The government has been criticised over its handling of the promised ban after a double U-turn in which it first said it was dropping legislation, only to announce hours later that it was going ahead with it but not for transgender people. 

The confusion prompted evangelical church leaders to write to the Prime Minister seeking "urgent clarification" while also warning that a poorly drafted law would make it "illegal for us to teach people and help people of every age to live according to the Christian understanding of marriage". 

Liberal church leaders have written their own letter to the Prime Minister asking him to go ahead with the ban, including for transgender people.

Andrea Williams, chief executive of Christian Concern, said: "The government is being strong-armed by manipulative campaigns rather than following its own research that further legislation is not needed. The fear of upsetting privileged lobbyists runs so deep the Prime Minister capitulated within hours.

"No one has produced any evidence of what LGBT activists call coercive 'conversion therapy'. What the activists describe would already be illegal.

"The government's proposals would only stop people seeking the change they want to see in their lives.

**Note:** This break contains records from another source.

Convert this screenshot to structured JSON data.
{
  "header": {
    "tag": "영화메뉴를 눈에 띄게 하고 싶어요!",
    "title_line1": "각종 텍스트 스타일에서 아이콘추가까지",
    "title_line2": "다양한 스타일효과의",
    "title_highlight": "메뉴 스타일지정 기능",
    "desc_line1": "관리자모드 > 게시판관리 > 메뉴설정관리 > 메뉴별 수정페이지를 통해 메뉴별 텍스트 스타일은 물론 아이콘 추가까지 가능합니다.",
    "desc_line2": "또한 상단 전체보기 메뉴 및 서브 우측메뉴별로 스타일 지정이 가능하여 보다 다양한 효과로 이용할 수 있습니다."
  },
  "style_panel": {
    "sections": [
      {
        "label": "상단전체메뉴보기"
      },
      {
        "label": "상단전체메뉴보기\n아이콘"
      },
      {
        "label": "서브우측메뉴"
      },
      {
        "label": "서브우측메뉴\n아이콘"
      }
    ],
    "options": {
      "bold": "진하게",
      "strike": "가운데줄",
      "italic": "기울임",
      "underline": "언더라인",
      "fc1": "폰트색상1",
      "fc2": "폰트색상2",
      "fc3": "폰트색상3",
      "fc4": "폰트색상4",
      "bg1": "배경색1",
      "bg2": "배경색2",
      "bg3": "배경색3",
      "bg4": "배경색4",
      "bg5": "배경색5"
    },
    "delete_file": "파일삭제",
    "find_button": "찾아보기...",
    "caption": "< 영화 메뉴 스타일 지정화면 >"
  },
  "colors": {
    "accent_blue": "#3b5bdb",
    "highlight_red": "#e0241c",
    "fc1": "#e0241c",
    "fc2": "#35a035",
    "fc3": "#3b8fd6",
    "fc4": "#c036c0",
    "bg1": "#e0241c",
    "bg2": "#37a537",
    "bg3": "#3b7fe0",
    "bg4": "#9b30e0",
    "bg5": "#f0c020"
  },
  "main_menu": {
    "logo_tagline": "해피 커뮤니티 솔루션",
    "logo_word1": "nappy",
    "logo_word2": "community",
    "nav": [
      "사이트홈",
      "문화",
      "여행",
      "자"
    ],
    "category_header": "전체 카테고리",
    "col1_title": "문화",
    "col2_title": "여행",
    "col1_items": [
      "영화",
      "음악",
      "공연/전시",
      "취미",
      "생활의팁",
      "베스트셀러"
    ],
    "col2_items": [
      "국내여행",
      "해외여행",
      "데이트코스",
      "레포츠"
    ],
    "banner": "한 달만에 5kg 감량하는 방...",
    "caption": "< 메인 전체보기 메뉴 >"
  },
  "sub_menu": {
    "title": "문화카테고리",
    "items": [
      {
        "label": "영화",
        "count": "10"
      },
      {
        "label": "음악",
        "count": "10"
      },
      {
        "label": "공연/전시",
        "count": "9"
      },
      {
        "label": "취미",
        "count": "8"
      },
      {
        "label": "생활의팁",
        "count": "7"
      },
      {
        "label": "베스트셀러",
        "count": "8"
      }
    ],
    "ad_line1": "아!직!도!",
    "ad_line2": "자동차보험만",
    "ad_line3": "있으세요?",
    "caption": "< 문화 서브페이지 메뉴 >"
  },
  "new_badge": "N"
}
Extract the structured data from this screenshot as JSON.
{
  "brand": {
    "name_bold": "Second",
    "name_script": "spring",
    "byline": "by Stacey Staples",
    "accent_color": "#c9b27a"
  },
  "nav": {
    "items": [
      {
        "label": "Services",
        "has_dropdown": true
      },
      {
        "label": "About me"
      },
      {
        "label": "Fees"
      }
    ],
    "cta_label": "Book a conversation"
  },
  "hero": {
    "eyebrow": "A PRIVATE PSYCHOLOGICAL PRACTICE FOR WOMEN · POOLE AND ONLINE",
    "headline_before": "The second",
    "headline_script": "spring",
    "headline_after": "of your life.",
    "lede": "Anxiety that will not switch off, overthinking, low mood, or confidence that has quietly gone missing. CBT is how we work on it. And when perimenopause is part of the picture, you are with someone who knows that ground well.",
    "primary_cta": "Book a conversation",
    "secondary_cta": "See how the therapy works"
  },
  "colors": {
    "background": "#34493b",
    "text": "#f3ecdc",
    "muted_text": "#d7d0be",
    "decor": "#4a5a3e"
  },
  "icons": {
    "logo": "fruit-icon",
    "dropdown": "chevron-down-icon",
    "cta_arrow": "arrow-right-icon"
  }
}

That is a basic freedom which the government should not try to take away.

"Whatever is announced by the government in May, the problems remain: the definitions are inadequate, human rights will be breached and there is no evidence that a ban will help anyone.

"In such a scenario we will face no alternative but to pursue legal action against any proposed legislation in this area."